When the Rana Plaza garment factory building collapsed on April 24, crushing hundreds of workers under a pile of concrete and machinery that used to be an eight-story factory building, it was like lifting a rock in your garden and finding a snake’s nest full of baby rattlers. Something that most of the world preferred to keep out of sight was exposed to full view. The latest body count as of this writing is 640, but that is sure to rise as more bodies are pulled from the wreckage. Despite the tragedy of the collapse, there is hope that something else died in the wreckage too: the type of criminal negligence that leads to such catastrophes in the first place.
Bangladesh is the second or third largest exporter of garments in the world, behind only China and possibly Vietnam. Over three million people are employed in the country’s garment industry, which provides 80% of its export income.
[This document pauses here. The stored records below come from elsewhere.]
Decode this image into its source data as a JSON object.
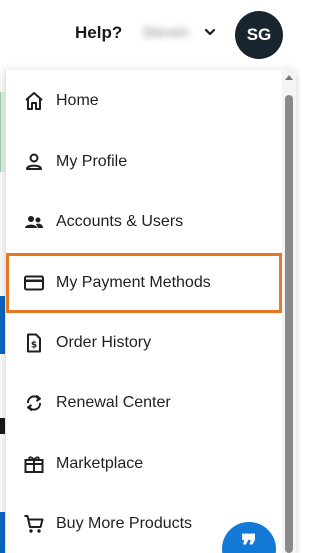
{
  "header": {
    "help_label": "Help?",
    "username": "Steven",
    "avatar_initials": "SG"
  },
  "menu": {
    "items": [
      {
        "label": "Home",
        "icon": "home-icon"
      },
      {
        "label": "My Profile",
        "icon": "person-icon"
      },
      {
        "label": "Accounts & Users",
        "icon": "people-icon"
      },
      {
        "label": "My Payment Methods",
        "icon": "credit-card-icon",
        "highlighted": true
      },
      {
        "label": "Order History",
        "icon": "receipt-icon"
      },
      {
        "label": "Renewal Center",
        "icon": "refresh-icon"
      },
      {
        "label": "Marketplace",
        "icon": "gift-icon"
      },
      {
        "label": "Buy More Products",
        "icon": "cart-icon"
      }
    ]
  },
  "chat": {
    "icon": "chat-quote-icon",
    "glyph": "❞"
  },
  "colors": {
    "highlight": "#e87722",
    "avatar_bg": "#18242e",
    "chat_bg": "#1279d6"
  }
}
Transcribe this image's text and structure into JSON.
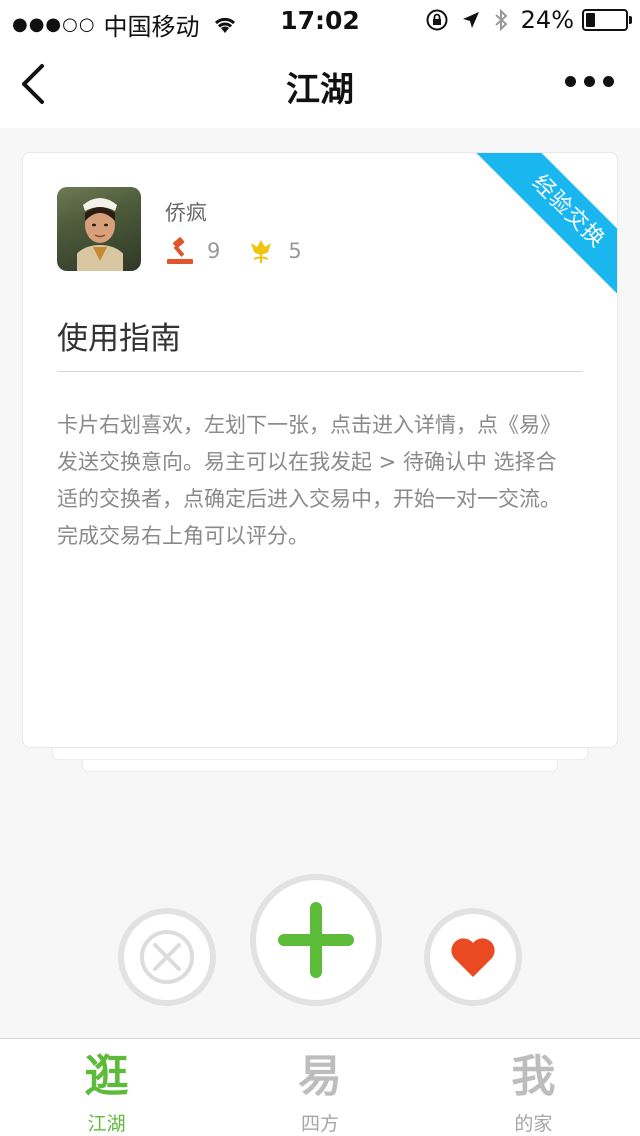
{
  "status_bar": {
    "signal": "●●●○○",
    "carrier": "中国移动",
    "time": "17:02",
    "battery_text": "24%",
    "battery_level": 0.24
  },
  "nav": {
    "title": "江湖"
  },
  "card": {
    "user_name": "侨疯",
    "stats": {
      "gavel_count": "9",
      "flower_count": "5"
    },
    "ribbon": "经验交换",
    "title": "使用指南",
    "body": "卡片右划喜欢，左划下一张，点击进入详情，点《易》发送交换意向。易主可以在我发起 > 待确认中 选择合适的交换者，点确定后进入交易中，开始一对一交流。完成交易右上角可以评分。"
  },
  "tabs": [
    {
      "icon": "逛",
      "label": "江湖",
      "active": true
    },
    {
      "icon": "易",
      "label": "四方",
      "active": false
    },
    {
      "icon": "我",
      "label": "的家",
      "active": false
    }
  ],
  "colors": {
    "accent_green": "#5dbb3a",
    "ribbon_blue": "#1ab6f0",
    "heart_red": "#ea4a22",
    "gavel_red": "#e0562a",
    "flower_yellow": "#f1c40f"
  }
}
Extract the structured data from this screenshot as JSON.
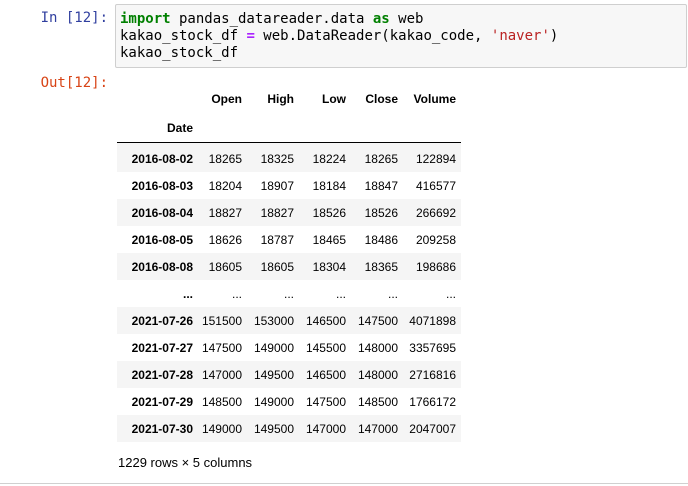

Women make up 70% of the garment industry’s employees, and a recital of the typical garment worker’s life would sound familiar to the girls in Lawrence, Massachusetts, who toiled in the water-powered mills erected in the 1850s by a group of enterprising New England capitalists. You will not be surprised to learn that one of the big events in that town’s history was the collapse in 1860 of the Pemberton Mill, in which 145 people died from both the initial collapse and a fire started in the largely wooden structure by an overturned kerosene lantern.
As engineering disasters go, the Bangladesh tragedy was not mysterious. In fact, the engineer who (perhaps irresponsibly) supervised the addition of three more floors to what was originally planned as a five-story shopping mall warned the owners of the factories inside that it was about to collapse and should be evacuated, when cracks were observed the day before the collapse. But these warnings were ignored, and shortly after the morning shift entered the building on April 24, it fell down. So far, the factory owners, the engineer, and several others have been arrested, but that won’t bring back the lives lost in this disaster.
The Rana Plaza accident tells us something about ignorance and authority. First, ignorance.